Over the past two years, Ford has redesigned its F-150 pickup truck and added several vehicles that generated excitement, including the new Bronco sport utility vehicle, the electric Mustang Mach E and the electric F-150 Lightning. It has also stopped making cars for the US market, except for the Mustang coupe.

On Tuesday, General Motors also reported higher revenue, helped by a rebound in chip supplies. But it also doesn’t get as many chips as it would like, leaving the company unable to sell as many vehicles as customers want to buy.

GM said this month that it had 95,000 vehicles made without certain electronic components affected by chip shortages. The company expects to finish them and ship them to dealers by the end of the year.

On Wednesday, Ford said it had 53,000 vehicles waiting for final electronic parts before it could ship them.

Ford, GM and other automakers are benefiting from high prices for new vehicles. That was one reason for Ford’s nearly 50 percent rise in second-quarter revenue. At the same time, however, inflation is also driving up the cost of raw materials and parts.

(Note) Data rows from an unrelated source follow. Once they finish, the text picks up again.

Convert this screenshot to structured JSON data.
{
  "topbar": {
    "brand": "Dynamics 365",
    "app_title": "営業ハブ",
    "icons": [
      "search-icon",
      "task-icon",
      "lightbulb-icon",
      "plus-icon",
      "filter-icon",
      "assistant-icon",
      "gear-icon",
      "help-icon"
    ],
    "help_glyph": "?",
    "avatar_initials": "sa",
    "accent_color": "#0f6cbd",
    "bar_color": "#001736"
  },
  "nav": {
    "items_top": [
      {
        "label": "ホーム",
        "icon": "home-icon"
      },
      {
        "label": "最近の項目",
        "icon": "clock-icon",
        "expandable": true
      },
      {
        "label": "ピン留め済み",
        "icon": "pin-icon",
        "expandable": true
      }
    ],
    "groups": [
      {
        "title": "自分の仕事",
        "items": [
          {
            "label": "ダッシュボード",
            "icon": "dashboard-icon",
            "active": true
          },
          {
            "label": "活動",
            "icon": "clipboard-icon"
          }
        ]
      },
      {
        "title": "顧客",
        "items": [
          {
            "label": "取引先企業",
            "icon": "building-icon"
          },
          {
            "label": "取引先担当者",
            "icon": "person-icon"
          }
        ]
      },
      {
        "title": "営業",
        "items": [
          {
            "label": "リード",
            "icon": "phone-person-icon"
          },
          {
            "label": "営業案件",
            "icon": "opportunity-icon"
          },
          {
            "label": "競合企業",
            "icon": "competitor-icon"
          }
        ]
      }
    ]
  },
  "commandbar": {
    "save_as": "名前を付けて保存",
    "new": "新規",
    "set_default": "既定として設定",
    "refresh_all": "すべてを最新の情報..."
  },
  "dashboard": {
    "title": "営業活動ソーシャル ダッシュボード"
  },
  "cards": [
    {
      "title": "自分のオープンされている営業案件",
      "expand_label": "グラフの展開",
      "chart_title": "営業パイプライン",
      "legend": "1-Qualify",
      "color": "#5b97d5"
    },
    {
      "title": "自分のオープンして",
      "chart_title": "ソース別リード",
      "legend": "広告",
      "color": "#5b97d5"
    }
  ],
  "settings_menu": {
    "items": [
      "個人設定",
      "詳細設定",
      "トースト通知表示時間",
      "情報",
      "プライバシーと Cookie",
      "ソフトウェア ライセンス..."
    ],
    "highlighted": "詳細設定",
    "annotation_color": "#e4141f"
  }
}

Ford said it expected a $4 billion increase in the cost of materials this year.

GM has said its costs will rise by about $5 billion. Its second-quarter profit fell 40 percent to $1.7 billion, largely due to higher costs.

Lawler, Ford’s chief financial officer, said his company would be well prepared if the economy slipped into a recession. It’s flush with cash, its dealer inventories are low and it has a substantial order book for Broncos and other vehicles, he said.

“We’re in much better shape heading into a potential recession than any other time I can think of,” Lawler added.

He also said that Ford was reshaping almost every aspect of the company. “Today we are not cost competitive,” he said, adding that jobs could be eliminated.

“As new skills are needed, old skills are no longer needed and there could be changes to the types of skills we have in the company,” he said.

This year, Ford divided its operations into two divisions. One focuses on electric vehicles and is expected to grow rapidly and require substantial investments in new technologies and plants. The other focuses on manufacturing gasoline models and will emphasize cost control and profit generation.

Leave a Comment

Your email address will not be published.